(Web page and app entries)
----------------
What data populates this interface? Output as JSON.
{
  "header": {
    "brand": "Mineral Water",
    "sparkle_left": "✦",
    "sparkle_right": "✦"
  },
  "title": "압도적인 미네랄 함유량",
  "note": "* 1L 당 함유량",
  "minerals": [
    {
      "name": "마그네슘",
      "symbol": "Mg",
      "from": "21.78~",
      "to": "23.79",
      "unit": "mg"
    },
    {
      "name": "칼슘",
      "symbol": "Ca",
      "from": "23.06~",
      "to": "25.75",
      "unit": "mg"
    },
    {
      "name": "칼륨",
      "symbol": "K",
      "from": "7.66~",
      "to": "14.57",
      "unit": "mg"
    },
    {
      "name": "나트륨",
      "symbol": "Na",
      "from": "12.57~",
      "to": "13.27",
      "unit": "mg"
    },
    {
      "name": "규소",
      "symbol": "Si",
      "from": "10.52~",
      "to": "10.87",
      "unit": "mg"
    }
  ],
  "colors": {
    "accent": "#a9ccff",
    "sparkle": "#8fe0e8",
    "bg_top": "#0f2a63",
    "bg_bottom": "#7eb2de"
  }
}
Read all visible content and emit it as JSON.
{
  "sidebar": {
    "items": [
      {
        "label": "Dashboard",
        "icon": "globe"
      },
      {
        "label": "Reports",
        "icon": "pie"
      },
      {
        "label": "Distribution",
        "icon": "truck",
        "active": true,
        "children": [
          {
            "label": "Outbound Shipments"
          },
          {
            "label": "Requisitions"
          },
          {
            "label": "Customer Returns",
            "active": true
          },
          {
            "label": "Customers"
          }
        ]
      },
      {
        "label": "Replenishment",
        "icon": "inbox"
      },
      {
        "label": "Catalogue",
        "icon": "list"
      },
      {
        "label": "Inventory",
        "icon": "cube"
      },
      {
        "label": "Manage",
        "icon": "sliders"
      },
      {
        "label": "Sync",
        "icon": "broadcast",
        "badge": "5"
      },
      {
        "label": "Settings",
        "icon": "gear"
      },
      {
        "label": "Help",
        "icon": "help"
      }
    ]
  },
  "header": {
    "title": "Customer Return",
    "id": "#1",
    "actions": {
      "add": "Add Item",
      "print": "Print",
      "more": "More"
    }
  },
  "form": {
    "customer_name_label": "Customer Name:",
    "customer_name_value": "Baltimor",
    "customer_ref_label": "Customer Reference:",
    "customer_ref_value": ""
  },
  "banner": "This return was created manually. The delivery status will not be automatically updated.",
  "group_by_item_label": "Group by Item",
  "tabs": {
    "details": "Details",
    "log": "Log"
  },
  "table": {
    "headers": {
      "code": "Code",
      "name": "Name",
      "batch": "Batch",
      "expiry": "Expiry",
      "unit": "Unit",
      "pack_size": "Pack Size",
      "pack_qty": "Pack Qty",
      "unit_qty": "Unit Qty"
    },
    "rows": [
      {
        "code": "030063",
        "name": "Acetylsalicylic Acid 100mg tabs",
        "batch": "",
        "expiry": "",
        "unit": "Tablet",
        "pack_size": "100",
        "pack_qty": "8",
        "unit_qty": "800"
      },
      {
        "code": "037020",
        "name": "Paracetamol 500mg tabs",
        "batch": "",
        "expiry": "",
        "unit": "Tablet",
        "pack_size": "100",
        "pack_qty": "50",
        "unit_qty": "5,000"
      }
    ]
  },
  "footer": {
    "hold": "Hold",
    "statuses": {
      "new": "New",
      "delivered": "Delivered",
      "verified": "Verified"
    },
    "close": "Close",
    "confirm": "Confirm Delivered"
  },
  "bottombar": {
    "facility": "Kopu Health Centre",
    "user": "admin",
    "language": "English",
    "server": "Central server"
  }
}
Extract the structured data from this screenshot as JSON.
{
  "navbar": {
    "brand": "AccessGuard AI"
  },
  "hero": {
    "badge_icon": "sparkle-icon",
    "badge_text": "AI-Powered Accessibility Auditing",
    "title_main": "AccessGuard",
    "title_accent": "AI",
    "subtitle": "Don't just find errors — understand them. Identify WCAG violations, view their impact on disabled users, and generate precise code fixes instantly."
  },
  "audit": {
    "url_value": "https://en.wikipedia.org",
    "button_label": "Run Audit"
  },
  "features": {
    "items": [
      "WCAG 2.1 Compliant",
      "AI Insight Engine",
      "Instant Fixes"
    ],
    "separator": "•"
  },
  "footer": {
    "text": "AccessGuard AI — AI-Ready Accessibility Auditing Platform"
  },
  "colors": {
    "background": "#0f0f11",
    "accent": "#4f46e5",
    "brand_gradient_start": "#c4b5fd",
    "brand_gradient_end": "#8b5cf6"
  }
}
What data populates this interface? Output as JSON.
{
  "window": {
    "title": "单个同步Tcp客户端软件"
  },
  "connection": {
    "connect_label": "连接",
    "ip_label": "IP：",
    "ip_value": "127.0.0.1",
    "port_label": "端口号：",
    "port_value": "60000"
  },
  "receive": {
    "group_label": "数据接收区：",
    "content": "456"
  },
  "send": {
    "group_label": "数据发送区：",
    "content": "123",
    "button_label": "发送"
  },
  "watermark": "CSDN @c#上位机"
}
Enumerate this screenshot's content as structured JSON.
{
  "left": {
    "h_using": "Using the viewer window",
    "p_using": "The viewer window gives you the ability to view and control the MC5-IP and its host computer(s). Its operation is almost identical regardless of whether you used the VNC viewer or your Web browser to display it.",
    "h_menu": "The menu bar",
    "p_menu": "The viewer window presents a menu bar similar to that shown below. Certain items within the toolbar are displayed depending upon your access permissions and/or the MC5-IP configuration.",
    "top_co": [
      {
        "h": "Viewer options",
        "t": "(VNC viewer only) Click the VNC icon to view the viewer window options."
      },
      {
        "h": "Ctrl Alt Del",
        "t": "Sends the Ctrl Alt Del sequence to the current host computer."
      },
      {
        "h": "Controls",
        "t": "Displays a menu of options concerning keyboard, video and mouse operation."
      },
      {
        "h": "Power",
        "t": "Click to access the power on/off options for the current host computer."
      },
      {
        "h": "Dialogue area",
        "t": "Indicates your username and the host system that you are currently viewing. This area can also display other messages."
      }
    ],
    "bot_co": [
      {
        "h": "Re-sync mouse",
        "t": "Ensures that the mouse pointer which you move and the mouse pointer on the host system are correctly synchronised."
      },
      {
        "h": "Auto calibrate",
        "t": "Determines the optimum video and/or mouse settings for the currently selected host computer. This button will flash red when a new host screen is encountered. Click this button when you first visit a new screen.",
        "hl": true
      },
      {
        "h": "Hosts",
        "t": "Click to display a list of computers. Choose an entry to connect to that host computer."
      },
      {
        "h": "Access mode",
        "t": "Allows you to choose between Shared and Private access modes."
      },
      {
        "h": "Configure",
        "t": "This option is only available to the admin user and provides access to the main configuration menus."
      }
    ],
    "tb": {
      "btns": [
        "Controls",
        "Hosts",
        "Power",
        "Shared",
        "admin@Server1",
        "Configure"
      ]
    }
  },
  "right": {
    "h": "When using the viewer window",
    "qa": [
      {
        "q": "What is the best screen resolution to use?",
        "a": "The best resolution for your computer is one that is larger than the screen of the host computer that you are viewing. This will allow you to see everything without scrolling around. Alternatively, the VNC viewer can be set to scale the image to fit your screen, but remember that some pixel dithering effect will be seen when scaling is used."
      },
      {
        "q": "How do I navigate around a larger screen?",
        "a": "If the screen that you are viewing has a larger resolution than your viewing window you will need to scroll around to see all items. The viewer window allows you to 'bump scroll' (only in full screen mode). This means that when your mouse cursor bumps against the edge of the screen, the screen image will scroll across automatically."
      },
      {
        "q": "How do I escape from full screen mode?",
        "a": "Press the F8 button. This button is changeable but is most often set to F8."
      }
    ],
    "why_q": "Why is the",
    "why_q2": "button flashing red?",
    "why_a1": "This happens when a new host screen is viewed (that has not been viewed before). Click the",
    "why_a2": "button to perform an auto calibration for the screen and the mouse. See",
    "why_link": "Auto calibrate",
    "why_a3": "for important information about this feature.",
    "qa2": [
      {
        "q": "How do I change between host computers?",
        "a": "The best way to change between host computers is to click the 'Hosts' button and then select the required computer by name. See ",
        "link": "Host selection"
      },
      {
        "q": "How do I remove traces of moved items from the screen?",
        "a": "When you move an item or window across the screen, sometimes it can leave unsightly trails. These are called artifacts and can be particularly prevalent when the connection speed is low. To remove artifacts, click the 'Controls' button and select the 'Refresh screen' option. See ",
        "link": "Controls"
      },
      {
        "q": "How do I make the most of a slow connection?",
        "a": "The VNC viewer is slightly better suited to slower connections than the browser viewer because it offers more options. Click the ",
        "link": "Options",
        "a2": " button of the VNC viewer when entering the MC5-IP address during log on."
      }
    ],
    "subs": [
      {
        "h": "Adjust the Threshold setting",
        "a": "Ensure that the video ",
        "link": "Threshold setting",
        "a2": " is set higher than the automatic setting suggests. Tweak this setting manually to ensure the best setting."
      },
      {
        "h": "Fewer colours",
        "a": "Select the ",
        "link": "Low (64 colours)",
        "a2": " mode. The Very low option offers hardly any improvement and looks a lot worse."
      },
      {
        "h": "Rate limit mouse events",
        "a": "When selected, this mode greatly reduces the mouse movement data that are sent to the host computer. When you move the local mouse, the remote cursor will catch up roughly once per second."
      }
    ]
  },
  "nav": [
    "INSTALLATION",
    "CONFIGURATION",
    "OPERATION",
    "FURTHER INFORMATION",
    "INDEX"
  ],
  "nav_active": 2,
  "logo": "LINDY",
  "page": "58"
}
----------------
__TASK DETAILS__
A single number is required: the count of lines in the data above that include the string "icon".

__RESPONSE TO THIS TASK__
12